With almost every episode ending on a dramatic note, the ending music never fails to be perky. Also see Book Ends.
The show often juxtaposes scenes of differing moods (serious, comical, dramatic, emotional, contemplative, surreal, etc.). Many storylines in a single episode start off as one mood and end up in another. It is not uncommon to see one of the housewives get into some sort of extremely humorousantic (sometimes while playing detective), only to reveal deep trauma or a disturbing fact with another character. It is also not uncommon for a sequence of dramatic scenes serving as a set-up for a disastrous...

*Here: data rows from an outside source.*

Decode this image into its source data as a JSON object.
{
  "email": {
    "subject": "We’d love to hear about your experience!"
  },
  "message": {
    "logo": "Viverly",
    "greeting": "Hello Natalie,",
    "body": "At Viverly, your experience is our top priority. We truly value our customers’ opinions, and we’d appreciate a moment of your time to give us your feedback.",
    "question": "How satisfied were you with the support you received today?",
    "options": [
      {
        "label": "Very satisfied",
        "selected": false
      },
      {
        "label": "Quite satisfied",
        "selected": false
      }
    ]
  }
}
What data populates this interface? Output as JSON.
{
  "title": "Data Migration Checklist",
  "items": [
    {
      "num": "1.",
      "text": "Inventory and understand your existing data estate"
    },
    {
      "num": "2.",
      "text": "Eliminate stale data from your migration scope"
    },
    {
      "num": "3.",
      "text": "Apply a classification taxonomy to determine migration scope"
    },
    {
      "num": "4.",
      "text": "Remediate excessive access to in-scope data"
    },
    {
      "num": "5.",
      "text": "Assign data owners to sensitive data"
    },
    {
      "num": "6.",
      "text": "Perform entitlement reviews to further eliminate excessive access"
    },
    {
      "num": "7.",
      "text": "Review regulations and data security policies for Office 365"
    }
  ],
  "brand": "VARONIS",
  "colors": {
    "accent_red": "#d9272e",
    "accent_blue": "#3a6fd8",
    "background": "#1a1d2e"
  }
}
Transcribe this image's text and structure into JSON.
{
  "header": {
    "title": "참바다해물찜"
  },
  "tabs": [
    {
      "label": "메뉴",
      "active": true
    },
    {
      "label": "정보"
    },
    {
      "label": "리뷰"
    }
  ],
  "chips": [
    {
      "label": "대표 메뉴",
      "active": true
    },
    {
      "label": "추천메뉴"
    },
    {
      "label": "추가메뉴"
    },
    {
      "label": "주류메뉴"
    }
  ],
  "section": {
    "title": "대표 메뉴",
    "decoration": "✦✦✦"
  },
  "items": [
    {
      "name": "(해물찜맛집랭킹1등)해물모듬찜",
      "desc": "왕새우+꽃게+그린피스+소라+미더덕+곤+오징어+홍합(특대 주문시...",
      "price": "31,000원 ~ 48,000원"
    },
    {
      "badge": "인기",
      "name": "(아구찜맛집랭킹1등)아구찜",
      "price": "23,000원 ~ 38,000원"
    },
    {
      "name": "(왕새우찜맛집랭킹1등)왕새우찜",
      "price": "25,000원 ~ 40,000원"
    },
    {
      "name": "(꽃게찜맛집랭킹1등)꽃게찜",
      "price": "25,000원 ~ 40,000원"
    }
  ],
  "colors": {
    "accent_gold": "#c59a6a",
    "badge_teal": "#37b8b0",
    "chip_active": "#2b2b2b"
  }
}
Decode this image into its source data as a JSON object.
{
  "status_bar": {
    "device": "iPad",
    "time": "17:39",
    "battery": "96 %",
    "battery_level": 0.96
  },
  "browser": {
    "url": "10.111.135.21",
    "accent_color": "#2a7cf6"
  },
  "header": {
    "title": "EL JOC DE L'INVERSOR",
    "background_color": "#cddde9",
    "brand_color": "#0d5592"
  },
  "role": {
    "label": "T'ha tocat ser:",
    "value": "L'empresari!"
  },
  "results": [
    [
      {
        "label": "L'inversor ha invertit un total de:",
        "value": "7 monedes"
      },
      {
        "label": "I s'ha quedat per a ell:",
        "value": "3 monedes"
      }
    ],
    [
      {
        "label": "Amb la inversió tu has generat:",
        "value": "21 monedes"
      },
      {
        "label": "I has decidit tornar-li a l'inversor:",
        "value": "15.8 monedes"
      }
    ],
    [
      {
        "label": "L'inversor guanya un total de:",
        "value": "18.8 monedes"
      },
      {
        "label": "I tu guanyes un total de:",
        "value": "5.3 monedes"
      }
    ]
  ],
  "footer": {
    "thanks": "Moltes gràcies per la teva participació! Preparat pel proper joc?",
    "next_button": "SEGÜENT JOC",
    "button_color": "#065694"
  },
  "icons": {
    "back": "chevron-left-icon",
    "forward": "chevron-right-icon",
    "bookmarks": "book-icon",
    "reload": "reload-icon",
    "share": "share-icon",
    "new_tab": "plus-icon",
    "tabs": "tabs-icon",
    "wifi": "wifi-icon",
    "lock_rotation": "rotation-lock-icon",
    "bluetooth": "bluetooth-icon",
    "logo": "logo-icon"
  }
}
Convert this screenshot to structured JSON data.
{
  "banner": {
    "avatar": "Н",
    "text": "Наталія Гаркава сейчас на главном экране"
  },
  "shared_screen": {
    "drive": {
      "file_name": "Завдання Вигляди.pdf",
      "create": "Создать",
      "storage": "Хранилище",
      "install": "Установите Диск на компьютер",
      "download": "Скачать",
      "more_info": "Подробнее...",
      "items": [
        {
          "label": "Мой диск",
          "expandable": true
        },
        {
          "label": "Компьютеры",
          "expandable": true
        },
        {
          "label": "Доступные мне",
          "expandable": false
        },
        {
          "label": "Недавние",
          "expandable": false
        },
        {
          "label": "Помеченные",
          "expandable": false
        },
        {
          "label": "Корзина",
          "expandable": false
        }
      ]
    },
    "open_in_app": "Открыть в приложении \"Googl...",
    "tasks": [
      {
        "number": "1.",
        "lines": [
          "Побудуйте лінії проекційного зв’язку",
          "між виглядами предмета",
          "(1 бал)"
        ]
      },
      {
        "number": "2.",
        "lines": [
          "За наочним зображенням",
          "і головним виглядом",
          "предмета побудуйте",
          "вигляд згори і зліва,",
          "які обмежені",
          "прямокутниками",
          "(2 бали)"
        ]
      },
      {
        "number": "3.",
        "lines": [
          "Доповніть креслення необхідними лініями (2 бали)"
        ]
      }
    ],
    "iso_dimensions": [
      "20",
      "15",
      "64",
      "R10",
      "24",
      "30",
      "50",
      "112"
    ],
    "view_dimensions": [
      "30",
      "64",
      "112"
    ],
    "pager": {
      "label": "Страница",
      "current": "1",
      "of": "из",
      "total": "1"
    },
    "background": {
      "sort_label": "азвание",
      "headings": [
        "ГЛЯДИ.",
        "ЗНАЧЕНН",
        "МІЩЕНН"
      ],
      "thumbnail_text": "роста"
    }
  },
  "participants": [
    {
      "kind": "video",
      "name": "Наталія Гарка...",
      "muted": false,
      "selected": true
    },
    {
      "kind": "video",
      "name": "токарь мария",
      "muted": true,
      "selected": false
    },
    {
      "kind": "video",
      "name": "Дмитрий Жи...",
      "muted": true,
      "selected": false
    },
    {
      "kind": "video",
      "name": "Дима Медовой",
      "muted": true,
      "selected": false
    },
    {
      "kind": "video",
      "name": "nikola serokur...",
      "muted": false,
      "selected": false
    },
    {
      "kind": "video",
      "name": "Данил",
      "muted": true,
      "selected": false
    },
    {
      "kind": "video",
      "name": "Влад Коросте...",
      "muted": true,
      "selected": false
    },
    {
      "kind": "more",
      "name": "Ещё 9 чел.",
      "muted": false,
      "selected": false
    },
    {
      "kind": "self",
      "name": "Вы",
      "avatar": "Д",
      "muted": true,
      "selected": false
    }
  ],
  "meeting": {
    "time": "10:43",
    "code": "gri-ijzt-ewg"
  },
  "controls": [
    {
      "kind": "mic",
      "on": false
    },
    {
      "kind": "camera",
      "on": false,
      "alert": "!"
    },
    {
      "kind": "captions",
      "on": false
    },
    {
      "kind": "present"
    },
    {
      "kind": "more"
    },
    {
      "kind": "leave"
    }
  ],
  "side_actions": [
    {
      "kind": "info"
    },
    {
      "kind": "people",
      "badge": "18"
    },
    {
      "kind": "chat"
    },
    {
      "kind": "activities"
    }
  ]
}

Edie narrates the episode following her own death.
Rex Van de Kamp did it first after his own death.
Necro Non Sequitur: Many characters' deaths or injuries are like this, where previous scenes set-up the death of the characters. These tend to occur in the middle and the end of a season, and oftentimes storylines intersect with each other to provide the proper circumstances.
Never Wake Up A Sleepwalker: Averted. Susan finds Orson standing on her front lawn naked and muttering to himself. Once she figures out he's sleepwalking, she slaps him awake.
No Bisexuals: According to the characters on the show, if Katherine admits she's attracted to women, it means she must forsake her attraction to men entirely. It's impossible to like both, apparently.
Story Arc: Investigation of Mary Alice's past... among other things. The number of subplot arcs in this show can make your head spin.
The Adventure Continues: The last scene and ending narration indicate that although the main characters will all eventually leave Wisteria Lane and never really meet again, life there will go on its merry way without them.
True Love Is Boring: Mike and Susan run afoul of this trope multiple times. Tom and Lynette as well.
Twist Ending: The show tries, but over time the twists have became easier and easier to spot, the worst being season 5, when everyone had the whole mystery figured after the first episode. Season 6 finally was able to pull off a surprise when it came to Patrick's demise thanks to red herrings and misleading spoilers.
In Season 5, it is explicitly stated from the start that Dave is planning to kill Mike, so the tension of this Season comes from Dramatic Irony, we watch as he gets close to the main characters, always knowing his motive.
The Unfair Sex: The females get away with crap that would get them put to death if they were males. Like throwing your spouse out a upstairs window because they caught you trying to con them out of all their money. And no, it never gets mentioned again.
When Tom finally stands up to Lynette, he calls her out on her controlling attitude and having the nerve to shoot him down everytime he actually makes a genuine decision for himself, despite her claims that she wants him to become more independent.
In the finale, when Susan drives out of the neighbourhood while being watched by the ghosts of all the people who died throughout the serie, Edie is missing. This was due to Nicollette Sheridan still refusing to appear in the show because of her previous fall out with the director.
Where the Hell Is Fairview? Why, in the "Eagle State", of course. (Common consent seems to be that it is located somewhere around Indiana).
Writers Cannot Do Math: Trust us, it does not always take very long for the Fridge Logic to set in when you realize how much time has supposedly passed in between episodes, especially with the children's birthdays and ages. For example, Juanita is a year older than MJ, even though the episode where he was born happened before Gabby knew she was pregnant. Then there's Eddie, who seems to be the same age as the Scavo twins yet went to high school with Danielle, who was a teenager when the twins were little kids.
The Scavo twins were explicitly stated as being 8 in the season 3 finale. This would mean that they would be 9 at the end of season 4, then 14 at the beginning of season 5, due to the five-year jump. However, Lynette says in the season 5 premiere that they're 16.
Zany Scheme: All the housewives like to cook up one quite often - with varying degrees of success...